Cloud computing has been defined in a number of ways. Some of the definitions are clear while others add a little bit to the confusion. Is there a way to really clarify just what cloud computing entails?
Wikipedia defines cloud computing this way:
Cloud computing is Internet-based computing, whereby shared resources, software, and information are provided to computers and other devices on demand, like the electricity grid.
Here’s another, similar, definition:
In its simplest form, cloud computing are virtual servers and applications available to us over the internet. This enables an organization to access capabilities beyond its present investment and capabilities in technology.
InfoWorld has a similar definition as well:
Cloud computing encompasses any subscription-based or pay-per-use service that, in real time over the Internet, extends IT’s existing capabilities.
Is the Internet really necessary for cloud computing? One could argue that it is. Obviously, this view has its proponents. But did cloud computing exist prior to the Internet? Again, let’s consult Wikipedia.
The underlying concept of cloud computing dates back to 1960s, when John McCarthy opined that “computation may someday be organized as a public utility”.
Naturally, cloud computing works better through the Internet. It makes data stored in different locations more accessible. One could argue, and I would, that future cloud computing will be conducted entirely online. But it doesn’t need to be.

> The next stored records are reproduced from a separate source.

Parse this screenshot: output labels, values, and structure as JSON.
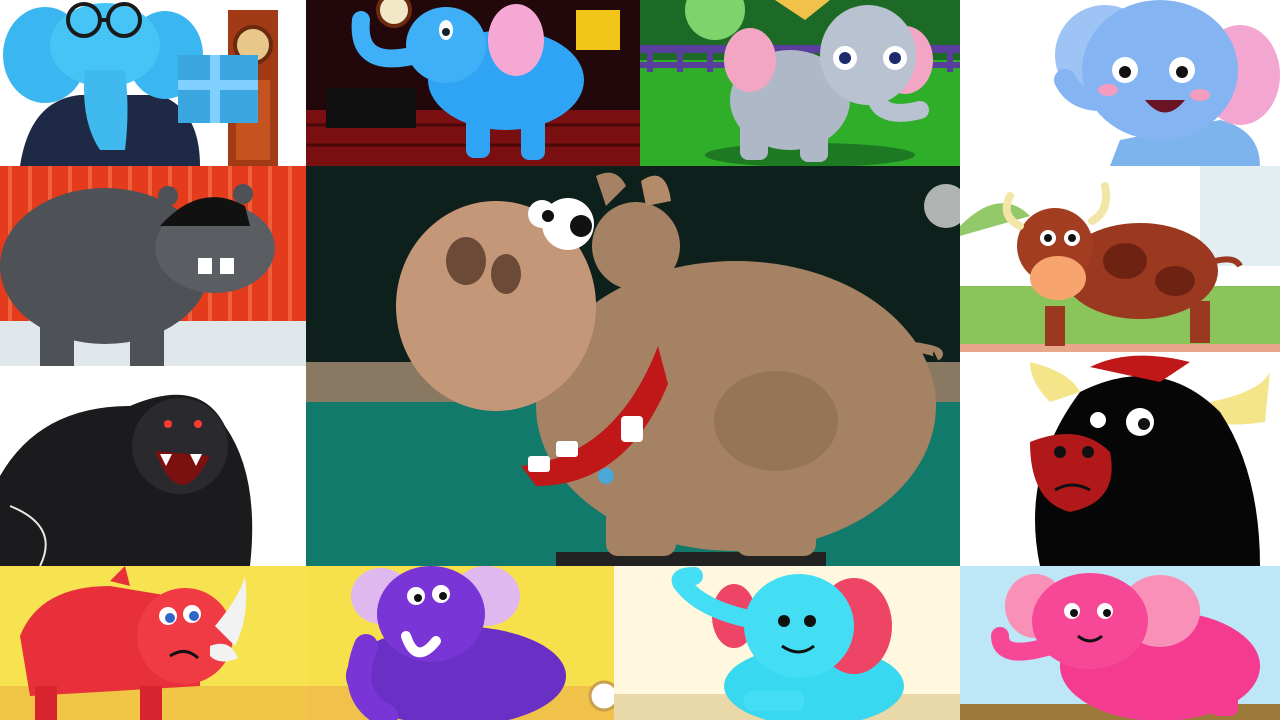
{
  "collage": {
    "layout": "grid-with-center-feature",
    "tiles": [
      {
        "subject": "blue-elephant-with-glasses-and-gift",
        "background": "#ffffff"
      },
      {
        "subject": "blue-elephant-in-dark-room",
        "background": "#2a0a0a"
      },
      {
        "subject": "grey-elephant-in-garden",
        "background": "#4fcf3a"
      },
      {
        "subject": "smiling-blue-elephant-face",
        "background": "#ffffff"
      },
      {
        "subject": "grey-hippo-on-red-stripes",
        "background": "#e4321a"
      },
      {
        "subject": "brown-hippo-feature",
        "background": "#0c1f1a"
      },
      {
        "subject": "brown-spotted-bull",
        "background": "#cfe9b4"
      },
      {
        "subject": "roaring-gorilla",
        "background": "#ffffff"
      },
      {
        "subject": "black-bull-with-horns",
        "background": "#ffffff"
      },
      {
        "subject": "red-rhino",
        "background": "#f4e24a"
      },
      {
        "subject": "purple-elephant",
        "background": "#f6df4a"
      },
      {
        "subject": "cyan-elephant",
        "background": "#fff3d4"
      },
      {
        "subject": "pink-elephant",
        "background": "#bde7f7"
      }
    ]
  }
}
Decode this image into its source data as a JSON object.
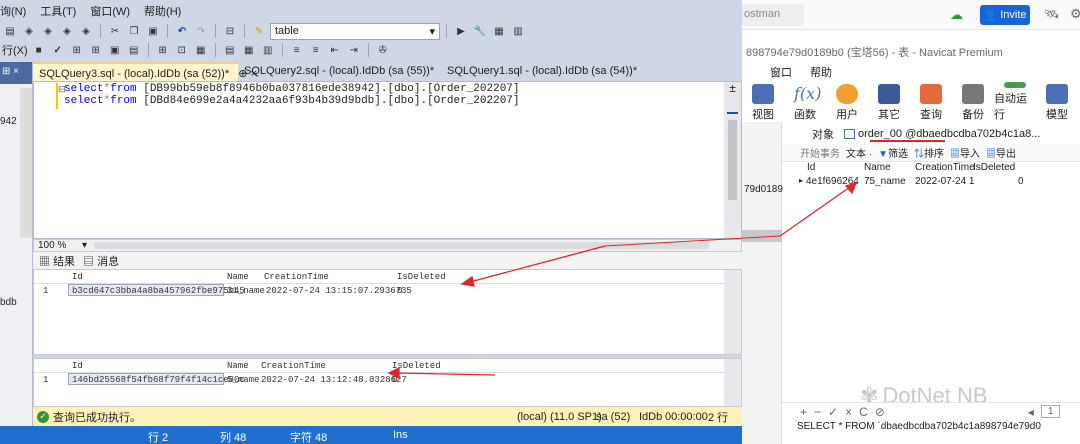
{
  "ssms": {
    "menus": [
      "询(N)",
      "工具(T)",
      "窗口(W)",
      "帮助(H)"
    ],
    "db_selector": "table",
    "row2_partial": "行(X)",
    "objexplorer": {
      "text1": "942",
      "text2": "bdb"
    },
    "doc_tabs": [
      {
        "label": "SQLQuery3.sql - (local).IdDb (sa (52))*",
        "pin": "⊕ ×"
      },
      {
        "label": "SQLQuery2.sql - (local).IdDb (sa (55))*"
      },
      {
        "label": "SQLQuery1.sql - (local).IdDb (sa (54))*"
      }
    ],
    "editor": {
      "lines": [
        {
          "kw1": "select",
          "op": "*",
          "kw2": "from",
          "obj": "[DB99bb59eb8f8946b0ba037816ede38942]",
          "rest": ".[dbo].[Order_202207]"
        },
        {
          "kw1": "select",
          "op": "*",
          "kw2": "from",
          "obj": "[DBd84e699e2a4a4232aa6f93b4b39d9bdb]",
          "rest": ".[dbo].[Order_202207]"
        }
      ]
    },
    "zoom": "100 %",
    "result_tabs": {
      "results": "结果",
      "messages": "消息"
    },
    "grid1": {
      "columns": [
        "Id",
        "Name",
        "CreationTime",
        "IsDeleted"
      ],
      "row": {
        "num": "1",
        "id": "b3cd647c3bba4a8ba457962fbe975b45",
        "name": "31_name",
        "time": "2022-07-24 13:15:07.2936735",
        "deleted": "0"
      }
    },
    "grid2": {
      "columns": [
        "Id",
        "Name",
        "CreationTime",
        "IsDeleted"
      ],
      "row": {
        "num": "1",
        "id": "146bd25568f54fb68f79f4f14c1ce80c",
        "name": "5_name",
        "time": "2022-07-24 13:12:48.8328627",
        "deleted": "0"
      }
    },
    "status": {
      "message": "查询已成功执行。",
      "server": "(local) (11.0 SP1)",
      "user": "sa (52)",
      "db": "IdDb",
      "time": "00:00:00",
      "rows": "2 行"
    },
    "bottom": {
      "line": "行 2",
      "col": "列 48",
      "char": "字符 48",
      "mode": "Ins"
    }
  },
  "navicat": {
    "search_text": "ostman",
    "invite_label": "Invite",
    "title": "898794e79d0189b0 (宝塔56) - 表 - Navicat Premium",
    "menus": [
      "窗口",
      "帮助"
    ],
    "buttons": [
      "视图",
      "函数",
      "用户",
      "其它",
      "查询",
      "备份",
      "自动运行",
      "模型"
    ],
    "left_text": "79d0189",
    "tabs": {
      "objects": "对象",
      "table_tab": "order_00 @dbaedbcdba702b4c1a8..."
    },
    "toolbar": [
      "开始事务",
      "文本 ·",
      "筛选",
      "排序",
      "导入",
      "导出"
    ],
    "grid": {
      "columns": [
        "Id",
        "Name",
        "CreationTime",
        "IsDeleted"
      ],
      "row": {
        "id": "4e1f696264",
        "name": "75_name",
        "time": "2022-07-24 1",
        "deleted": "0"
      }
    },
    "bottom_controls": [
      "+",
      "−",
      "✓",
      "×",
      "C",
      "⊘"
    ],
    "page_num": "1",
    "sql_text": "SELECT * FROM `dbaedbcdba702b4c1a898794e79d0",
    "watermark": "DotNet NB"
  }
}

Suppose, for example, that your company had a large data center in one state and an equally large data center in another state. Suppose that one was online and one was simply a place used for data storage. Suppose that data transferred from your storage facility to other points in your company were all done by disk and external data devices. Would that still be considered cloud computing? I think so.
Cloud computing is simply the distribution of data across multiple data storage units. That’s the most basic form of cloud computing. An extended view is the popular view – that cloud computing must take place in an Internet-connected environment. Just because it most often is doesn’t mean it must necessarily be.